## Your task
Please copy out every line in the entries that includes the word "selected".

## Dataset records
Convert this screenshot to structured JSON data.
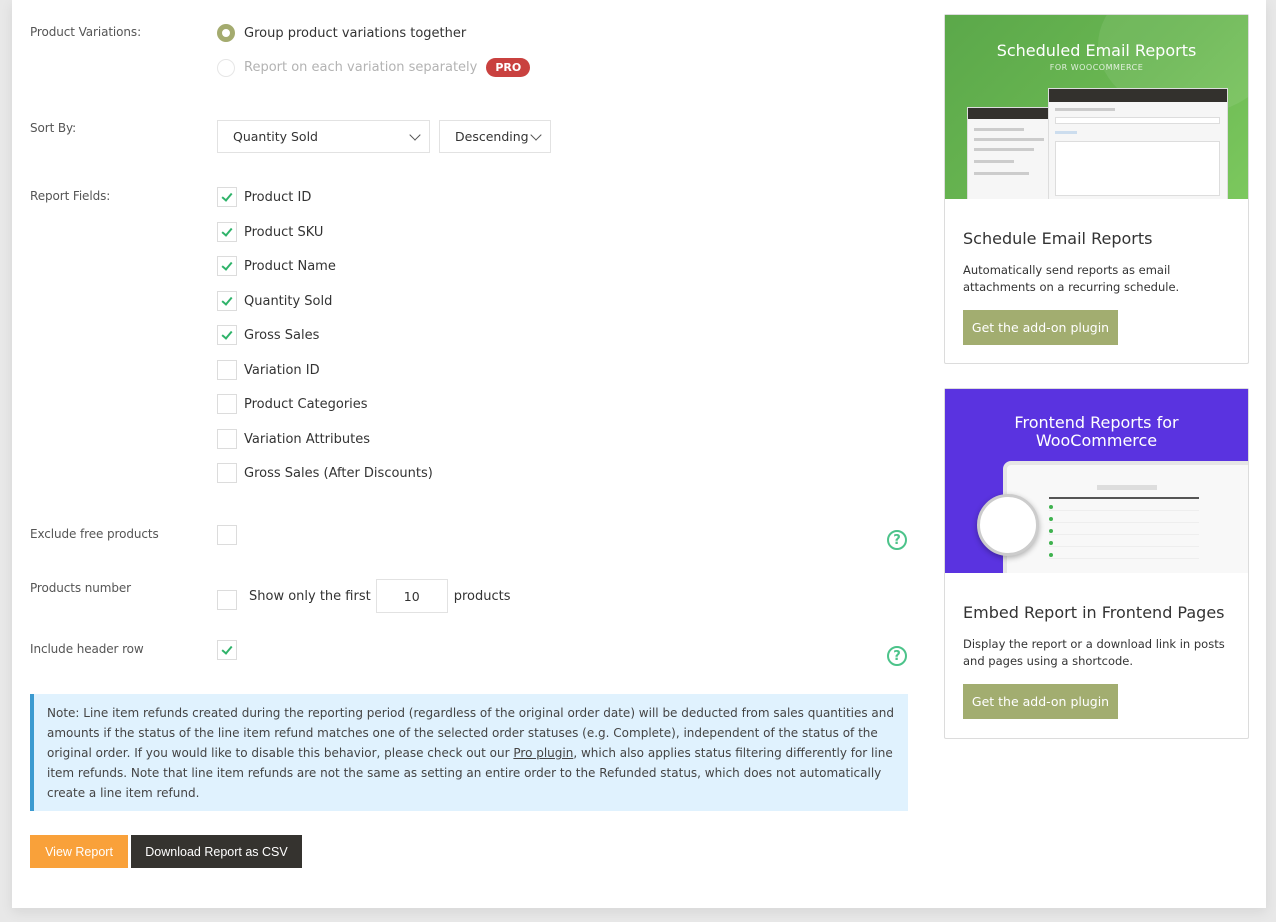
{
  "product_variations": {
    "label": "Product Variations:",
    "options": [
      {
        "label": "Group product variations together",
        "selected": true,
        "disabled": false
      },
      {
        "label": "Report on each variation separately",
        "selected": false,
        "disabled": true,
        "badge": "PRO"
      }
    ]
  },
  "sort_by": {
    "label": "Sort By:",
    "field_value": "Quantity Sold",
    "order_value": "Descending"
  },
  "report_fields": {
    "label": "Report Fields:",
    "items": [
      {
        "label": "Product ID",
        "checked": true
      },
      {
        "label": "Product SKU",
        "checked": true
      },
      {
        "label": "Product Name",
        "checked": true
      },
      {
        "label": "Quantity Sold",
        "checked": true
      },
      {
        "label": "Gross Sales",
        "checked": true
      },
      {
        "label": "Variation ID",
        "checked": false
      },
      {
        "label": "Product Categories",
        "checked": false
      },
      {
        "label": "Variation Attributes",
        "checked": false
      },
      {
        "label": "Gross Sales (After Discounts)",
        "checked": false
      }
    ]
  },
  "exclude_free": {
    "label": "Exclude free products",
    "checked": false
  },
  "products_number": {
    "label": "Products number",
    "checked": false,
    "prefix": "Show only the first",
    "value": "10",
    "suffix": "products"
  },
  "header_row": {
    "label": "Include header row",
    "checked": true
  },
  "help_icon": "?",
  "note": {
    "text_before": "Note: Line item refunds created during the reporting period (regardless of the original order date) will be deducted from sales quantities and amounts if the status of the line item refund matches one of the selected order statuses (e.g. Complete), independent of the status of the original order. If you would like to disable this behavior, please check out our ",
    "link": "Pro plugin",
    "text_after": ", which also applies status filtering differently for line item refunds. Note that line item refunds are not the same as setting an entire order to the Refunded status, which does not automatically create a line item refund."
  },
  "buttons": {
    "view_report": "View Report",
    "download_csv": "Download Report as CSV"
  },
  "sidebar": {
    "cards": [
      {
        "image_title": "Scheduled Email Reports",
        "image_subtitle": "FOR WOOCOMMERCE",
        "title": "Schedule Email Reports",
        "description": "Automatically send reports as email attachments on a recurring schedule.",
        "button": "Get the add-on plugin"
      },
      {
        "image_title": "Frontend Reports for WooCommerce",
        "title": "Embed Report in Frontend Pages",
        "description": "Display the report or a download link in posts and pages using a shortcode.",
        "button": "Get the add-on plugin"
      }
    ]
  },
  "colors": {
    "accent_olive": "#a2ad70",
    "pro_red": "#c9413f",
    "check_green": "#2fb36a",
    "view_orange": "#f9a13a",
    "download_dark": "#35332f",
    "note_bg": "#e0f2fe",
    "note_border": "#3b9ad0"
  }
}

## Answer box
        "selected": true,
        "selected": false,
    "text_before": "Note: Line item refunds created during the reporting period (regardless of the original order date) will be deducted from sales quantities and amounts if the status of the line item refund matches one of the selected order statuses (e.g. Complete), independent of the status of the original order. If you would like to disable this behavior, please check out our ",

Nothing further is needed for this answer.